What to work on:
If a line includes "arrow", copy it out of the entries.

Records excerpted from a collection:
>>>
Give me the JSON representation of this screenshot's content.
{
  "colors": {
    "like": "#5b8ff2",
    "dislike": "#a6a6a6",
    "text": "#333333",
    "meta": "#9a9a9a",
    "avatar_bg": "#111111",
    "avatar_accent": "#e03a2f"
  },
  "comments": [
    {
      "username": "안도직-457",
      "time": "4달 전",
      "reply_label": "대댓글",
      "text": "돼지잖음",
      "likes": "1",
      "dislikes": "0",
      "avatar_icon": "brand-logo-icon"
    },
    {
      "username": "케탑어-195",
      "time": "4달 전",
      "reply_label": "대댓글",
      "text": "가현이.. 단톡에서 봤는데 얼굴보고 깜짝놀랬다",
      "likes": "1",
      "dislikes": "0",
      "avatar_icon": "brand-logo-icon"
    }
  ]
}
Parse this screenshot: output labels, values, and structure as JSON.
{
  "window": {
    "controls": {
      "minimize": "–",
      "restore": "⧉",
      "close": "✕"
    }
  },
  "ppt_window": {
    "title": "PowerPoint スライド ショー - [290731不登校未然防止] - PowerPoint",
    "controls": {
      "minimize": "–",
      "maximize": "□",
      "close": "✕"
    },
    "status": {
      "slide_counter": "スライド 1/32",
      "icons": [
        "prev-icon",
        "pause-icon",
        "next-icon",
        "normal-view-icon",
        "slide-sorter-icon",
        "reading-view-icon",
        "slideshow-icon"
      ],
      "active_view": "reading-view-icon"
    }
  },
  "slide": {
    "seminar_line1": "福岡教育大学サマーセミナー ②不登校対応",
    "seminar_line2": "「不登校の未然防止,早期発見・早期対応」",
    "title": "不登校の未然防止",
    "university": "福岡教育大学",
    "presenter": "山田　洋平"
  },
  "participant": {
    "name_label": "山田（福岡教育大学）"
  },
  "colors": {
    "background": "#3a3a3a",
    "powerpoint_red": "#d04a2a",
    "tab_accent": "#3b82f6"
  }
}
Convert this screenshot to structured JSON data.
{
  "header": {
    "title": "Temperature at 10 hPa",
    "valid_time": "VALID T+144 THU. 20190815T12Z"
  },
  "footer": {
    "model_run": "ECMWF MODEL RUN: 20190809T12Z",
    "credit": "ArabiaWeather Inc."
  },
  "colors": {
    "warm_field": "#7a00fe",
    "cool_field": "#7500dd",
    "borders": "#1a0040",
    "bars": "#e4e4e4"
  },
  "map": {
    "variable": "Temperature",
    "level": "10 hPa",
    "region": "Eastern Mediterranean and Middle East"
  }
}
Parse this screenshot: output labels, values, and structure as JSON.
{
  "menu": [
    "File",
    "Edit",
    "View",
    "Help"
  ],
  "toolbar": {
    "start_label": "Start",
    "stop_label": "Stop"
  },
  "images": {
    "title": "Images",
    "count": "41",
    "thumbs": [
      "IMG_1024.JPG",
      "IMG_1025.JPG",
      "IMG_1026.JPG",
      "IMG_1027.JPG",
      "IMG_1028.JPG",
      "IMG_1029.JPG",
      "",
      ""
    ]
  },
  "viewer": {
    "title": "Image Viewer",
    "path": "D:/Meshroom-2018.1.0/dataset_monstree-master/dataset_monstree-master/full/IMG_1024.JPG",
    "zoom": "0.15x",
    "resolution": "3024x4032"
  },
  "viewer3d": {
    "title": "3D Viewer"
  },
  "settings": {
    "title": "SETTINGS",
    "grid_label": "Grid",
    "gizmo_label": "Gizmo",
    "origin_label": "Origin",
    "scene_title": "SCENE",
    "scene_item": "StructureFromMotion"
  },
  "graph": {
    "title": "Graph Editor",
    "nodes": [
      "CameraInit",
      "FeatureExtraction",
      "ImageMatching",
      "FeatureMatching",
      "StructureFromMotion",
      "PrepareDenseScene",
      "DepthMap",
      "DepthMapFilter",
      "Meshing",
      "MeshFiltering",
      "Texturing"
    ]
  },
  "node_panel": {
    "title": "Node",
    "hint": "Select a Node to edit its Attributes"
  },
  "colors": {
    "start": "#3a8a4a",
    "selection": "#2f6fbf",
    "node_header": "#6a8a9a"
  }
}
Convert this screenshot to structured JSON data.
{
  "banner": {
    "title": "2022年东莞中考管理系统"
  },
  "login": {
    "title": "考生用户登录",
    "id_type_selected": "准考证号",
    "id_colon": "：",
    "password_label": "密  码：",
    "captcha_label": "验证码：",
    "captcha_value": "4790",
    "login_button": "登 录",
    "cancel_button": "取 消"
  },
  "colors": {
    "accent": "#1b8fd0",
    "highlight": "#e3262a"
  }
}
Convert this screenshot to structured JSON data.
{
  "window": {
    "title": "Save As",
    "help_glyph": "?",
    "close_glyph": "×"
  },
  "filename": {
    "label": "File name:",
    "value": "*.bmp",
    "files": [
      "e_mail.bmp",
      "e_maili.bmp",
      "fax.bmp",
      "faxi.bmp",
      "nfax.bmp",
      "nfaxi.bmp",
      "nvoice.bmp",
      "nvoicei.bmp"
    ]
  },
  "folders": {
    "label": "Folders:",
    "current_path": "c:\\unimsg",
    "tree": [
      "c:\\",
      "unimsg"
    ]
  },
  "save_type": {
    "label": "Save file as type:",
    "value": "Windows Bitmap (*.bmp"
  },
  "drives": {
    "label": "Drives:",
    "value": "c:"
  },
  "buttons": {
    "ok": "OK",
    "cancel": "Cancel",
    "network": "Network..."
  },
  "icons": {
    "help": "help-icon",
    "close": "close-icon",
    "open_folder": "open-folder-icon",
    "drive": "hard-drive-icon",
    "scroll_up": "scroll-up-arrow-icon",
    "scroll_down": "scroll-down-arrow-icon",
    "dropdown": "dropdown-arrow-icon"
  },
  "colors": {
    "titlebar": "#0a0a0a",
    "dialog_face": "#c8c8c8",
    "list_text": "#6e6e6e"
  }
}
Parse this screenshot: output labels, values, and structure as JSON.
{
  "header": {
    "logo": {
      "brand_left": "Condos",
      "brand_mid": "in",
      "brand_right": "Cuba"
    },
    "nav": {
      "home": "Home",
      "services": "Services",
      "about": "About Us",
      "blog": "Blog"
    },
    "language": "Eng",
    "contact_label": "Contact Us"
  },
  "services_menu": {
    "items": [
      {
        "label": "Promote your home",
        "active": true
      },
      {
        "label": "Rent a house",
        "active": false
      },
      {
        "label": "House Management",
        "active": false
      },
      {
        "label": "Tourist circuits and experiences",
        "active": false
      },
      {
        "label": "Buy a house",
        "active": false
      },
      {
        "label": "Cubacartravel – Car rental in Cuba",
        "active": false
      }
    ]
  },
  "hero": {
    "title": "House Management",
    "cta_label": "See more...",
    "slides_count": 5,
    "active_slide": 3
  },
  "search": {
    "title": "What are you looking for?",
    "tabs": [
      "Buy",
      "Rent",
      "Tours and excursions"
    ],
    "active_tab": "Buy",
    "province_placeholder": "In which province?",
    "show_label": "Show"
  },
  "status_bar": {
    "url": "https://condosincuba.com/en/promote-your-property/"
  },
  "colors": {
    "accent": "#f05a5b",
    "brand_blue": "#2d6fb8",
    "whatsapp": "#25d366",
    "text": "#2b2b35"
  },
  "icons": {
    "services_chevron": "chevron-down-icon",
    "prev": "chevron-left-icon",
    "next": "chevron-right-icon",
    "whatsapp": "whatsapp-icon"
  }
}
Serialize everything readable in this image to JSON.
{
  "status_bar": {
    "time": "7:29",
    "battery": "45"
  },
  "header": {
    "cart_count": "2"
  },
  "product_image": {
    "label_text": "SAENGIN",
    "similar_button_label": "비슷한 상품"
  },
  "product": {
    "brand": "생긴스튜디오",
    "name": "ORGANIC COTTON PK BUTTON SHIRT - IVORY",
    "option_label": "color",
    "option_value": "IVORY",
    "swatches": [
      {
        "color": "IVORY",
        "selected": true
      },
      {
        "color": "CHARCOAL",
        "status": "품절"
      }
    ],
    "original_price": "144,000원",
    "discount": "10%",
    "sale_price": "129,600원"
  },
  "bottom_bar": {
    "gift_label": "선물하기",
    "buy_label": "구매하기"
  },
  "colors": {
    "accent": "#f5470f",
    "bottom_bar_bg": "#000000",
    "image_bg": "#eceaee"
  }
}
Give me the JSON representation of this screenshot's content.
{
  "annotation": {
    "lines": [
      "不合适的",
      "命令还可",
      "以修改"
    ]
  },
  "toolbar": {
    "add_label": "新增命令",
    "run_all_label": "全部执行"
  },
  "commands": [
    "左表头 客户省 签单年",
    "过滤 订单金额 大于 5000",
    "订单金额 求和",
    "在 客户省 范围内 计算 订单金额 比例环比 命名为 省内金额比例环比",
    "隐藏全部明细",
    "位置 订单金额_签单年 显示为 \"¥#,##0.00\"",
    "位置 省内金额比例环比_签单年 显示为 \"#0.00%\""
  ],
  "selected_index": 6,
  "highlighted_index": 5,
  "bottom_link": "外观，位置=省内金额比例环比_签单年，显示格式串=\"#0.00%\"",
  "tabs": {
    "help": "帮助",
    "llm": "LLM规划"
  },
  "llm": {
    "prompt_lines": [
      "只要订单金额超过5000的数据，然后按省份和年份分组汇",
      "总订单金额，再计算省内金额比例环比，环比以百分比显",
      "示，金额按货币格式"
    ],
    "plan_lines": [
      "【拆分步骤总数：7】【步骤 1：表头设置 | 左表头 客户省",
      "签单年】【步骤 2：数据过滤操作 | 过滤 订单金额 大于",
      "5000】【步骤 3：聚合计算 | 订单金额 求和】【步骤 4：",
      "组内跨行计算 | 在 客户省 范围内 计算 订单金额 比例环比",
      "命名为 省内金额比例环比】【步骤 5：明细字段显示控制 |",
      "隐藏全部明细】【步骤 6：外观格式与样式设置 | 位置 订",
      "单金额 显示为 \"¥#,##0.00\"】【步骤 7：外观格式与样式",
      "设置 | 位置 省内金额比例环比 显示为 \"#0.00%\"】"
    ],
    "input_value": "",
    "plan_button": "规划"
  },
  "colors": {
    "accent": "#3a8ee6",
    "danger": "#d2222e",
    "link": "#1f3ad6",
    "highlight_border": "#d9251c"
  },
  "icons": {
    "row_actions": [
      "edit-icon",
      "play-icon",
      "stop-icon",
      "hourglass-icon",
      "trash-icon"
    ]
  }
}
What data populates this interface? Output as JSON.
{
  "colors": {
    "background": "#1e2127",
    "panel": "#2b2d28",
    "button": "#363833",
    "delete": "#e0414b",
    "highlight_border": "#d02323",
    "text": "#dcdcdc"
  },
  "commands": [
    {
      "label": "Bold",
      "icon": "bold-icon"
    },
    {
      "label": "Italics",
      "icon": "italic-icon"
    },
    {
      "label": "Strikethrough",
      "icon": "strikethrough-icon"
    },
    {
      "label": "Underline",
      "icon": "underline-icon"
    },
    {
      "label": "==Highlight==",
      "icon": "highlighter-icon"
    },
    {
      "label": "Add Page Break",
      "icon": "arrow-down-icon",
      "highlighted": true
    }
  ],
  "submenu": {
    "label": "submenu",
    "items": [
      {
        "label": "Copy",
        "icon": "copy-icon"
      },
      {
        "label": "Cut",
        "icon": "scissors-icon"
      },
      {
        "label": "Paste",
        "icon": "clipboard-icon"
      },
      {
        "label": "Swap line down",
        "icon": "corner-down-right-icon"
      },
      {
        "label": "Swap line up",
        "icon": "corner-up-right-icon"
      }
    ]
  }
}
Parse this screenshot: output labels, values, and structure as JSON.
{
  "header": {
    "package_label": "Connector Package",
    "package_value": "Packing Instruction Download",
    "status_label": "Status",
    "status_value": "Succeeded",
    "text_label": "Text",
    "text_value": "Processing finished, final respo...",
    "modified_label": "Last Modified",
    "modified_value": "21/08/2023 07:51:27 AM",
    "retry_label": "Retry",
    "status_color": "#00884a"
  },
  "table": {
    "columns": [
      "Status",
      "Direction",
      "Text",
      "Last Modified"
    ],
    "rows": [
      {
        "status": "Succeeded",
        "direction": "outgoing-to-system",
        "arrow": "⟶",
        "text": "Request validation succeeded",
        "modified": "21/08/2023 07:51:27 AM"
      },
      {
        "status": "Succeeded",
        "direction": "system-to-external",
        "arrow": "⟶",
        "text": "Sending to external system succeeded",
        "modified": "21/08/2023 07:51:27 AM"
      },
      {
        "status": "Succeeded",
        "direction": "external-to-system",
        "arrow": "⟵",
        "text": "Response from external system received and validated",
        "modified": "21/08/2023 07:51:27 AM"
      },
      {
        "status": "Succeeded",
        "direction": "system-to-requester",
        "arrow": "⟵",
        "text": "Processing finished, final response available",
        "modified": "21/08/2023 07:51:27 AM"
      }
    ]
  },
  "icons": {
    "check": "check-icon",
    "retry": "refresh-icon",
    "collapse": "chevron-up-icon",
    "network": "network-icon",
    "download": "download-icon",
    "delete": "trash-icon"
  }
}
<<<
Output for this task:
    "scroll_up": "scroll-up-arrow-icon",
    "scroll_down": "scroll-down-arrow-icon",
    "dropdown": "dropdown-arrow-icon"
      "icon": "arrow-down-icon",
        "arrow": "⟶",
        "arrow": "⟶",
        "arrow": "⟵",
        "arrow": "⟵",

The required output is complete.